I would always search for a clear spot with a marker rod with braid down to a 4oz gripper lead as it used to tell me what I thought was on the bottom. It was only when I started to us a sea fishing grappler lead that I soon realised that some of the spots I thought were clear, actually had a light dusting of weed on and that a normal lead simply wouldn’t pick that up and tell you that information.
This info became vital in my Linch Hill success as I soon figured out that if a spot had light weed on, it meant that the fish had not fed on that spot and less likely to feed on the spot. The spots that were extra polished with absolutely zero weed were the dinner plates that were being fed on more regularly and these were the spots that were easier to get the bites from.
I recall one trip in late summer when I had turned up and set up in a swim called the padded cell were, I had seen a couple of shows. I knew the swim had not done a fish for a couple of months, but I had previously had some very big hits from the swim targeting a snooker table sized clear spot that was previously surrounded by weed. I knew exactly where the spot was and flicked the grappler lead out on to the spot, dragged back a rod length and wound it in to reveal light silkweed.
This instantly signalled to me that the spot was not being fed on. With closer inspection I noticed a rotten boilie and some rotten hemp in amongst the silk weed. Now I don’t know if you have ever smelt a rotten boilie but let me tell you they stink beyond belief and my hands were tainted with that god-awful smell for two days.

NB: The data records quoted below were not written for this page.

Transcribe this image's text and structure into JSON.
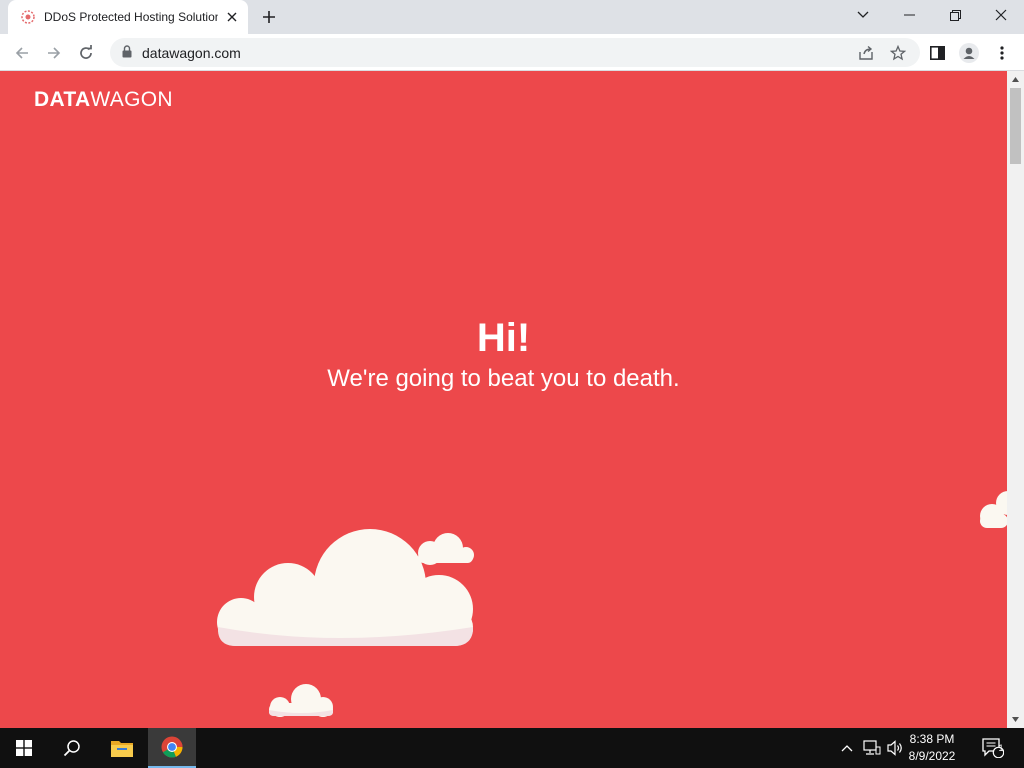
{
  "browser": {
    "tab": {
      "title": "DDoS Protected Hosting Solutions",
      "favicon": "datawagon-favicon-icon"
    },
    "url": "datawagon.com",
    "window_controls": [
      "tab-search-icon",
      "minimize-icon",
      "restore-icon",
      "close-icon"
    ],
    "toolbar_icons": [
      "back-icon",
      "forward-icon",
      "reload-icon",
      "lock-icon",
      "share-icon",
      "star-icon",
      "side-panel-icon",
      "profile-icon",
      "menu-icon"
    ]
  },
  "page": {
    "logo": {
      "bold": "DATA",
      "light": "WAGON"
    },
    "hero": {
      "title": "Hi!",
      "subtitle": "We're going to beat you to death."
    },
    "colors": {
      "background": "#ed484b",
      "cloud": "#fbf8f1",
      "cloud_shadow": "#f3e2e4"
    }
  },
  "taskbar": {
    "time": "8:38 PM",
    "date": "8/9/2022",
    "notification_count": "1",
    "apps": [
      "windows-start-icon",
      "search-icon",
      "file-explorer-icon",
      "chrome-icon"
    ],
    "tray_icons": [
      "chevron-up-icon",
      "network-icon",
      "volume-icon",
      "notification-icon"
    ]
  }
}
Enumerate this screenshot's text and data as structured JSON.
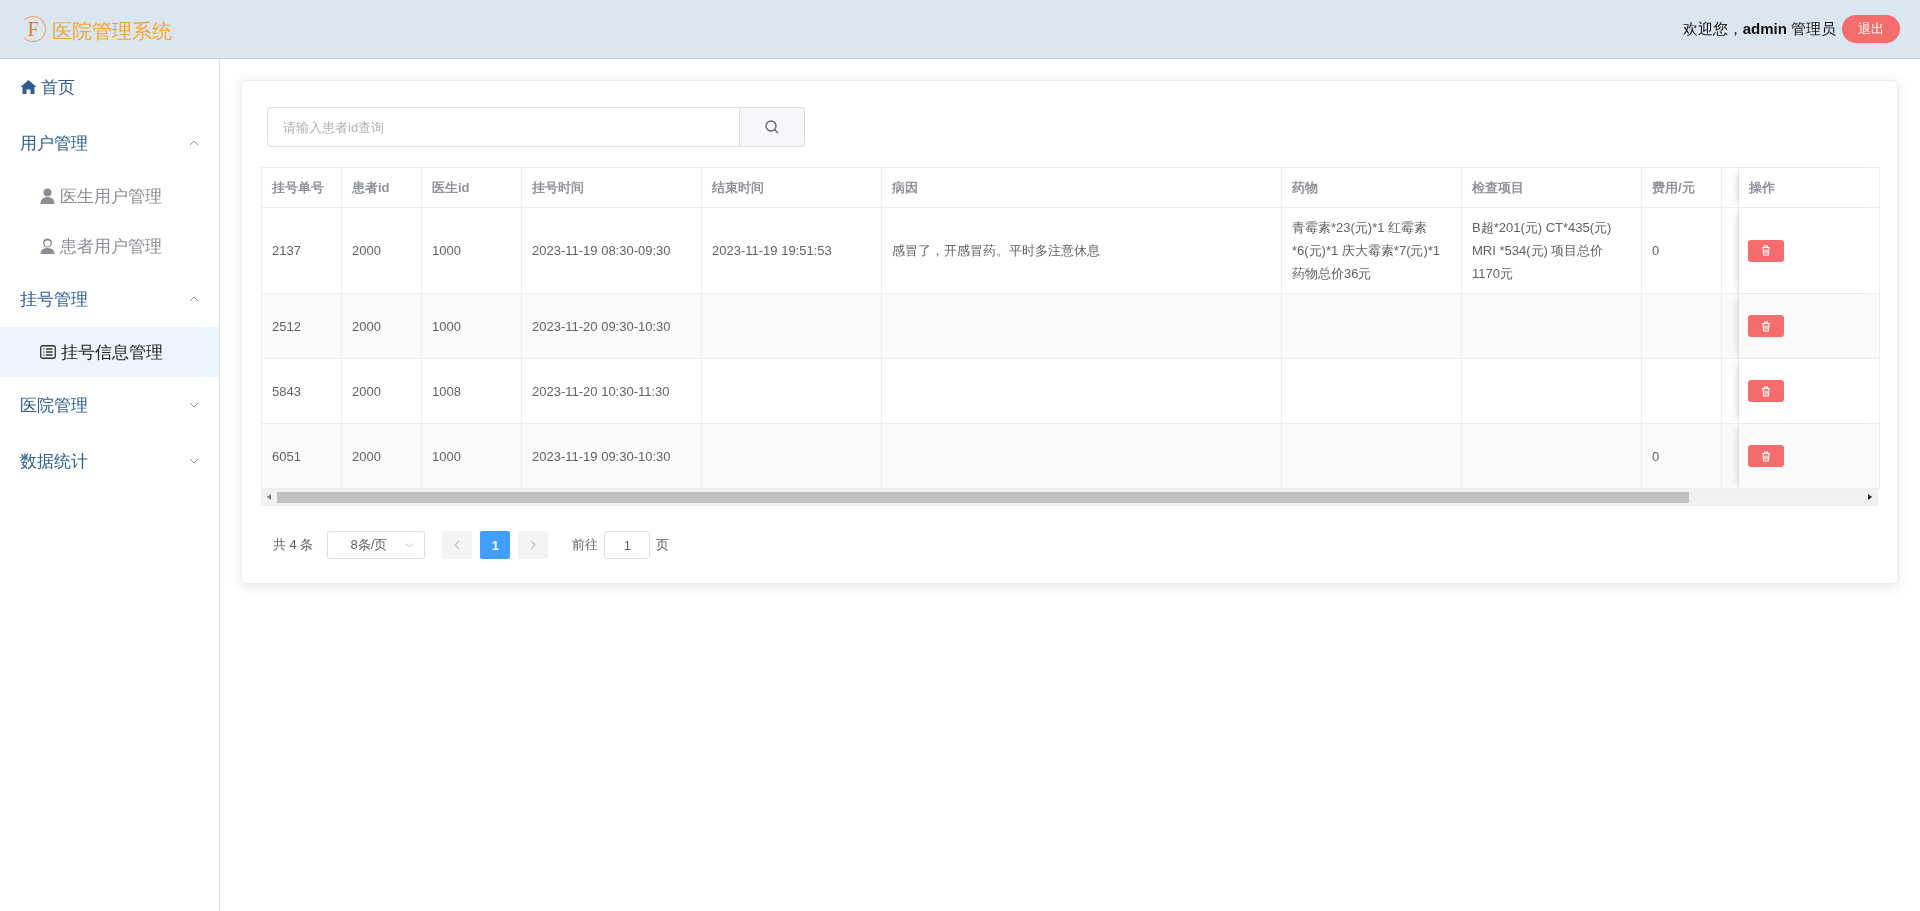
{
  "header": {
    "logo_letter": "F",
    "title": "医院管理系统",
    "welcome": "欢迎您，**admin** 管理员",
    "logout": "退出"
  },
  "sidebar": {
    "items": [
      {
        "kind": "home",
        "label": "首页",
        "selected": false
      },
      {
        "kind": "group",
        "label": "用户管理",
        "expanded": true,
        "children": [
          {
            "label": "医生用户管理",
            "selected": false
          },
          {
            "label": "患者用户管理",
            "selected": false
          }
        ]
      },
      {
        "kind": "group",
        "label": "挂号管理",
        "expanded": true,
        "children": [
          {
            "label": "挂号信息管理",
            "selected": true
          }
        ]
      },
      {
        "kind": "group",
        "label": "医院管理",
        "expanded": false
      },
      {
        "kind": "group",
        "label": "数据统计",
        "expanded": false
      }
    ]
  },
  "search": {
    "placeholder": "请输入患者id查询"
  },
  "table": {
    "columns": [
      {
        "label": "挂号单号",
        "kind": "text"
      },
      {
        "label": "患者id",
        "kind": "text"
      },
      {
        "label": "医生id",
        "kind": "text"
      },
      {
        "label": "挂号时间",
        "kind": "text"
      },
      {
        "label": "结束时间",
        "kind": "text"
      },
      {
        "label": "病因",
        "kind": "text"
      },
      {
        "label": "药物",
        "kind": "text"
      },
      {
        "label": "检查项目",
        "kind": "text"
      },
      {
        "label": "费用/元",
        "kind": "text"
      },
      {
        "kind": "cut"
      },
      {
        "label": "操作",
        "kind": "action"
      }
    ],
    "rows": [
      {
        "cells": [
          "2137",
          "2000",
          "1000",
          "2023-11-19 08:30-09:30",
          "2023-11-19 19:51:53",
          "感冒了，开感冒药。平时多注意休息",
          "青霉素*23(元)*1 红霉素*6(元)*1 庆大霉素*7(元)*1 药物总价36元",
          "B超*201(元) CT*435(元) MRI *534(元) 项目总价1170元",
          "0"
        ]
      },
      {
        "cells": [
          "2512",
          "2000",
          "1000",
          "2023-11-20 09:30-10:30",
          "",
          "",
          "",
          "",
          ""
        ]
      },
      {
        "cells": [
          "5843",
          "2000",
          "1008",
          "2023-11-20 10:30-11:30",
          "",
          "",
          "",
          "",
          ""
        ]
      },
      {
        "cells": [
          "6051",
          "2000",
          "1000",
          "2023-11-19 09:30-10:30",
          "",
          "",
          "",
          "",
          "0"
        ]
      }
    ]
  },
  "pagination": {
    "total": "共 4 条",
    "page_size": "8条/页",
    "pages": [
      {
        "label": "1",
        "selected": true
      }
    ],
    "goto_label": "前往",
    "goto_value": "1",
    "goto_suffix": "页"
  }
}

I could clearly see that with the weed present and the rotting bait that the fish were simply not feeding on that spot, so I packed up straight away and moved to another swim and bagged one of the big commons along with some nice back up fish. The padded cell that I had initially set up in went another six weeks without doing a bite.